Claire Donovan and Adele Li: PennApps and ‘Conscious Hacking’

Claire Donovan and Adele Li: PennApps and ‘Conscious Hacking’

For the last three years, Claire Donovan and Adele Li have worked in the logistics and outreach committees at PennApps, the University of Pennsylvania’s first-of-its-kind collegiate hackathon, rising to the executive board, and now both serve as directors of the organization. This eighteenth iteration of PennApps marks the first in which two women have sat on top of the organization. PennApps XVIII is happening from September 7–9 in Penn’s Engineering Quad, where around 1,200 students and 40 sponsors will attend, with over $80,000 dollars in prizes to be given out.

Claire Donovan and Adele Li.

Donovan, director of PennApps, is a junior studying Computer Science and Linguistics. She is also an instructor for Girls Who Code, a nonprofit organization that provides free computing curricula for girls in grades 6–12. Claire also enjoys walking dogs.

Li, vice director of PennApps, a junior in the Jerome Fisher Program in Management & Technology at the University of Pennsylvania, is pursuing a double major in Computer Science and Economics, with concentrations in Finance and Real Estate. Adele is also the managing partner of Dorm Room Fund, a student-run VC fund backed by First Round Capital.

Claire Donovan and Adele Li.

PennApps is entering its eighteenth iteration this fall, and over the past five months, our team has worked endlessly to put on the best event yet. It also has the best theme yet: Superheroes. But this isn’t all about capes and tights; we’re proud to host a hackathon with an emphasis on social impact and we hope to challenge hackers to work on interdisciplinary applications of technology with a focus on local communities.

PennApps was founded as the first collegiate hackathon, with the ambitious goal of challenging programmers and engineers to innovate and create a functioning project within 36 hours. Eight years and 18 hackathons later, PennApps has become much more than that. With more than 1,200 students and 40 sponsors coming to PennApps XVIII, the event has established a reputation as the premier collegiate hackathon: a place where hackers can expect a showcase of cutting-edge technology by dozens of reputable firms, as well as a meet-up of the brightest students from around the nation. We take pride in the fact that we’ve been able to democratize and spread the idea of “conscious hacking” — building technology for positive social outcomes.

So what makes PennApps so great? What makes our 36 hours of hacking so memorable? Some might think it’s all of the amenities, the endless snacks, the awesome swag, the hottest companies, the ice-skating, or the unlimited gaming. But for many of us, it’s the community. As freshmen, we both stumbled into PennApps a little wide-eyed and anxious, feeling confusion but also excitement for whatever seemed to be happening. The event seemed to live multiple lives of its own, starting from a recruiting session with major sponsors and transitioning to workshops in topics like AI and neural nets, project ideation and execution, networking with other hackers, and more. PennApps was a proving ground for budding relationships, professional connections, innovative ideas, and some cool projects that have transitioned to reputable companies and platforms that we all know and use today.

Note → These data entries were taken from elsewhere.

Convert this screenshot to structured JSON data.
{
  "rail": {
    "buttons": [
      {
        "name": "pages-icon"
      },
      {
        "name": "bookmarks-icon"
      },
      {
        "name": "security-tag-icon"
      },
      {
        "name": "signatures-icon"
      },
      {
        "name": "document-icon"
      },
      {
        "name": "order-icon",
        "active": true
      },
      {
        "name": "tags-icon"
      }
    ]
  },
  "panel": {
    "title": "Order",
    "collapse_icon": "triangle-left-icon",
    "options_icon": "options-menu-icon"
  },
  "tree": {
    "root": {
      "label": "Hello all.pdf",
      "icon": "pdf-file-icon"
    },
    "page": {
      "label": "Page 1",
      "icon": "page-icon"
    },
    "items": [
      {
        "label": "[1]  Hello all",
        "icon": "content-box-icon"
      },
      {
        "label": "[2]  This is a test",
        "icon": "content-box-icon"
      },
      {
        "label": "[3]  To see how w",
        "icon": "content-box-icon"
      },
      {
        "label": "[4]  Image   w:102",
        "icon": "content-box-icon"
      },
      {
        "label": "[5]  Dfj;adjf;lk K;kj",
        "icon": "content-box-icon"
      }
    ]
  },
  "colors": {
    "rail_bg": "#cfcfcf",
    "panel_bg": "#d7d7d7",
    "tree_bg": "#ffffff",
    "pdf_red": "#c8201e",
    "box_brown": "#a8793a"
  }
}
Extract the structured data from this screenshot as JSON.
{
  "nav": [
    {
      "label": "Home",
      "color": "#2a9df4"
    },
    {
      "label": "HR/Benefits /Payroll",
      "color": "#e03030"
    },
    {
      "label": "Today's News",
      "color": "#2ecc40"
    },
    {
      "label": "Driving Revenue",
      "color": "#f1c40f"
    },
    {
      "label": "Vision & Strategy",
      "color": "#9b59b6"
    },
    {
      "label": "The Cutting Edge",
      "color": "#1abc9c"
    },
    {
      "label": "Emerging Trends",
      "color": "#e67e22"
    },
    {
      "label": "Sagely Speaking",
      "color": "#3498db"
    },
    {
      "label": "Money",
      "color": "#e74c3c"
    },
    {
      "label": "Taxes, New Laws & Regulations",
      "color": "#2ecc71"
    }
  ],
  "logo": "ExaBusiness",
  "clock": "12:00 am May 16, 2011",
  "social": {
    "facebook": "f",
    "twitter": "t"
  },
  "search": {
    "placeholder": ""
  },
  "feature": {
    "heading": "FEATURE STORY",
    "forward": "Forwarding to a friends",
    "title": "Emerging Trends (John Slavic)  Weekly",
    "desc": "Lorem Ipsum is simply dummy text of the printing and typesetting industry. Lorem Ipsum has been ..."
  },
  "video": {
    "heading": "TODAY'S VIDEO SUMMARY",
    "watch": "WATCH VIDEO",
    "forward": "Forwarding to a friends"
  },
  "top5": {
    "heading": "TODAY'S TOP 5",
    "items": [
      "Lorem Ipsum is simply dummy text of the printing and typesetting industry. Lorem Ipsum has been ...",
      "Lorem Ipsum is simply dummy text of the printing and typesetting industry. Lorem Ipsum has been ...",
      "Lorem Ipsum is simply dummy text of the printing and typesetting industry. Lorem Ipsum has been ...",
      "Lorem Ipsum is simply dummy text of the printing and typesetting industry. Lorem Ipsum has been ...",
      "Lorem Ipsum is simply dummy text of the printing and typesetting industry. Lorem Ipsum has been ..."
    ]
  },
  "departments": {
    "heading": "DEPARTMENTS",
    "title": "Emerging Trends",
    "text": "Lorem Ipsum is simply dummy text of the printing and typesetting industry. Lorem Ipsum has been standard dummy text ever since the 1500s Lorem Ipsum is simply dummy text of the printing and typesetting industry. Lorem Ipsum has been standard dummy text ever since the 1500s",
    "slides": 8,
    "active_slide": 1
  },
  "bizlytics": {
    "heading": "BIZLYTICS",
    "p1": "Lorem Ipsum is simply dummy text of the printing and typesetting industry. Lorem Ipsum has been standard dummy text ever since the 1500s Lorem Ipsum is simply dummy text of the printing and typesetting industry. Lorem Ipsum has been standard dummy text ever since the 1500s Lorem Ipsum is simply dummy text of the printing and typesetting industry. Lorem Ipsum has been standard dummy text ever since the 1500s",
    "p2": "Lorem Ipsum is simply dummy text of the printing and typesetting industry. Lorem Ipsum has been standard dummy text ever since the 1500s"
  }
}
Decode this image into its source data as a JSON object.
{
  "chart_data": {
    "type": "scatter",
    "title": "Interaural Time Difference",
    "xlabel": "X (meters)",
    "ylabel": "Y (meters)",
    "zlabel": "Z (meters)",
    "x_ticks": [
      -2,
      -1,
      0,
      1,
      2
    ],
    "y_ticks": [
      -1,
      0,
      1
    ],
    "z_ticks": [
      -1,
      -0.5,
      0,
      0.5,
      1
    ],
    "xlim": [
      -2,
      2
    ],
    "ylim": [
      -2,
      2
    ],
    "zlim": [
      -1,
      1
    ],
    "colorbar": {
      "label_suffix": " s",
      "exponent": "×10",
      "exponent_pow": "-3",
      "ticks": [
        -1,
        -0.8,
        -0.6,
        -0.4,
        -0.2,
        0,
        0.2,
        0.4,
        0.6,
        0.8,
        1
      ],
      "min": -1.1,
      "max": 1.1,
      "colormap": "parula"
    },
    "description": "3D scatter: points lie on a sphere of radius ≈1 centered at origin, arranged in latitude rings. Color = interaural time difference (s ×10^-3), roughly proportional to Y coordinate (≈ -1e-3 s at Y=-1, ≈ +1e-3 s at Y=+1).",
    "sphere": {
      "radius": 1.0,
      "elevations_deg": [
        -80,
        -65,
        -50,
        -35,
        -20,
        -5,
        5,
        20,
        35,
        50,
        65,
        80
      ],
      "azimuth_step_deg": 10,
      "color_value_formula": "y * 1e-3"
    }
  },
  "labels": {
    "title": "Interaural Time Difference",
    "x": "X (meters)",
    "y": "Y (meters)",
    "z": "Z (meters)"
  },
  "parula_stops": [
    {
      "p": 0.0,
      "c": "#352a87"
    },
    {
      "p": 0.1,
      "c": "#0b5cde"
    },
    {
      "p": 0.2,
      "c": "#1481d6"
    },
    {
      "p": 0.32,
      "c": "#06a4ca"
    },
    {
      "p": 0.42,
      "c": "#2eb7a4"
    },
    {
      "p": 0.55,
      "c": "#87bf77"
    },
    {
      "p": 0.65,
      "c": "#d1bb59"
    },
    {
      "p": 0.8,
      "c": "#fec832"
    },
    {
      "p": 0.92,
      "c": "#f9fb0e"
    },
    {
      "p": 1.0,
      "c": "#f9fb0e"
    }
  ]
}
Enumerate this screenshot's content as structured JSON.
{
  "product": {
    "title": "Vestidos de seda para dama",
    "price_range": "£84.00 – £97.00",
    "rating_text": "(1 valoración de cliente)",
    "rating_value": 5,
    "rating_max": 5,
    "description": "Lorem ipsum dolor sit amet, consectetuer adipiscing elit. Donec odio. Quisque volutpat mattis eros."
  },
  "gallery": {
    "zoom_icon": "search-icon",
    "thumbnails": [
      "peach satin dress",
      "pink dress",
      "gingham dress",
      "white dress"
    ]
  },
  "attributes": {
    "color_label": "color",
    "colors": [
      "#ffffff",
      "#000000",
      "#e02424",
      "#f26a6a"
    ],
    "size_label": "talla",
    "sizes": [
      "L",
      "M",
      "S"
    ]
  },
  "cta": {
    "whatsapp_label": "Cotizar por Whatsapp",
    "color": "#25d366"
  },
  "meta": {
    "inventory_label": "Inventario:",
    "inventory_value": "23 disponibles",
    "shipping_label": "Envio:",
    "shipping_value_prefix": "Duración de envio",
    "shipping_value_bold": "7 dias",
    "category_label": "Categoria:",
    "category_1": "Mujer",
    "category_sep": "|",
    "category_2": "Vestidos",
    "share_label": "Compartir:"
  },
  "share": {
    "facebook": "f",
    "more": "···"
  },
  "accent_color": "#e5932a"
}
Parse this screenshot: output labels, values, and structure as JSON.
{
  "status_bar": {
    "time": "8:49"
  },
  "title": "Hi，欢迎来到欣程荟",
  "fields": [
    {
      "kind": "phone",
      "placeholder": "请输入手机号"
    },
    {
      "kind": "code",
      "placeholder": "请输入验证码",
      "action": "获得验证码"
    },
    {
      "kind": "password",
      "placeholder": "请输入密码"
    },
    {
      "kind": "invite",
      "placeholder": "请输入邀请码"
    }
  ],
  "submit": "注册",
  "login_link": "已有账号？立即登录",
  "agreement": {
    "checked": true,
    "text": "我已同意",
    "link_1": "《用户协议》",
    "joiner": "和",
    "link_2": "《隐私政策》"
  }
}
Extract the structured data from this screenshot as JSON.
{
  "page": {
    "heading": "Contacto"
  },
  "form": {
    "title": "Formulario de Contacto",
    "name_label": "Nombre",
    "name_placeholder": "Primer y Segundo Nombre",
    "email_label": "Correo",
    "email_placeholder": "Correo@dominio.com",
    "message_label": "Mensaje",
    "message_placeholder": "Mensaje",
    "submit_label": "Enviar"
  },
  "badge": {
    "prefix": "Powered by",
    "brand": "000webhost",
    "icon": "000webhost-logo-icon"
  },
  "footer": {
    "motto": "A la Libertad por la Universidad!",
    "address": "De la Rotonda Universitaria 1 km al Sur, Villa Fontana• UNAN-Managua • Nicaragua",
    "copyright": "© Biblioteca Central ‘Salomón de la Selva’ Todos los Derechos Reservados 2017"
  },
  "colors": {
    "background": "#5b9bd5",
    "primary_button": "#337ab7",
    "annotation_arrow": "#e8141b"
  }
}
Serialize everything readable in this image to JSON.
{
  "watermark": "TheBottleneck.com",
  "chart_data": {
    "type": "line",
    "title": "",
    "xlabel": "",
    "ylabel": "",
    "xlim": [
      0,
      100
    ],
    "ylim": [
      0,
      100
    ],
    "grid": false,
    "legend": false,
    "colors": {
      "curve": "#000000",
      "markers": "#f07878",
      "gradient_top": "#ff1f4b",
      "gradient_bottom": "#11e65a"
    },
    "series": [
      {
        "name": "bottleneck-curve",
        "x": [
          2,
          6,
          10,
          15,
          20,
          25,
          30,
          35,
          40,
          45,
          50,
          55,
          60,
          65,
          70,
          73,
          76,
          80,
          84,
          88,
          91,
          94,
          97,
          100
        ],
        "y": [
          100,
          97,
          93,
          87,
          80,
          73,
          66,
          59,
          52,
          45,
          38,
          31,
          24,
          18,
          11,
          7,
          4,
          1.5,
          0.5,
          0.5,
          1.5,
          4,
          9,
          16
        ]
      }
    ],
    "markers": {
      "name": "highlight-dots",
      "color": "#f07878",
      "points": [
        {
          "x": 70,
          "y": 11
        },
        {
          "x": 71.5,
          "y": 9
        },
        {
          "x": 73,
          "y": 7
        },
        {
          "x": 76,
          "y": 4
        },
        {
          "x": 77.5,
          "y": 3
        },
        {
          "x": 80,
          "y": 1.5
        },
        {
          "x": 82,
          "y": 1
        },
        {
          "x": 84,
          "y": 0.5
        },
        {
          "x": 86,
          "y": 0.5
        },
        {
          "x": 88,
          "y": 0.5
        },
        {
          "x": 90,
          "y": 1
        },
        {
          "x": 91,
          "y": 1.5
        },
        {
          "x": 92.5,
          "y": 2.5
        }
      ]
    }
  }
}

We both joined PennApps during the spring semester of our freshman year, knowing that it would be a good opportunity to join like-minded peers who loved hacking and hosting an amazing event. But we both didn’t exactly understand the magnitude of the operation until we joined the executive board.

At PennApps, the stakeholders for our organization are different from a regular club. Although our event is geared towards high school and college hackers, we are also conscious of the needs of our sponsors. Some topics that we specifically focused on this year when we thought about how to enhance the quality of our event were: How do we ensure corporate topics like diversity and inclusion are a part of our application decision process? How can we encourage hackers to work on meaningful and unconventional projects? How can we accumulate the lessons and mistakes that hackers make and share that with our community?

Organizing PennApps has taught us both much more than how to set up an event. We have the privilege of scale, and with scale comes responsibility: the message and values which we hope to instill in this iteration of PennApps have the ability to reach far and wide. We hope our hackers will challenge themselves to learn something new every hour. We challenge our sponsors to meet ambitious students with unconventional backgrounds. But most important of all, we hope that attending PennApps will leave hackers feeling energized by what it’s possible to accomplish when you put a little heart into something ambitious.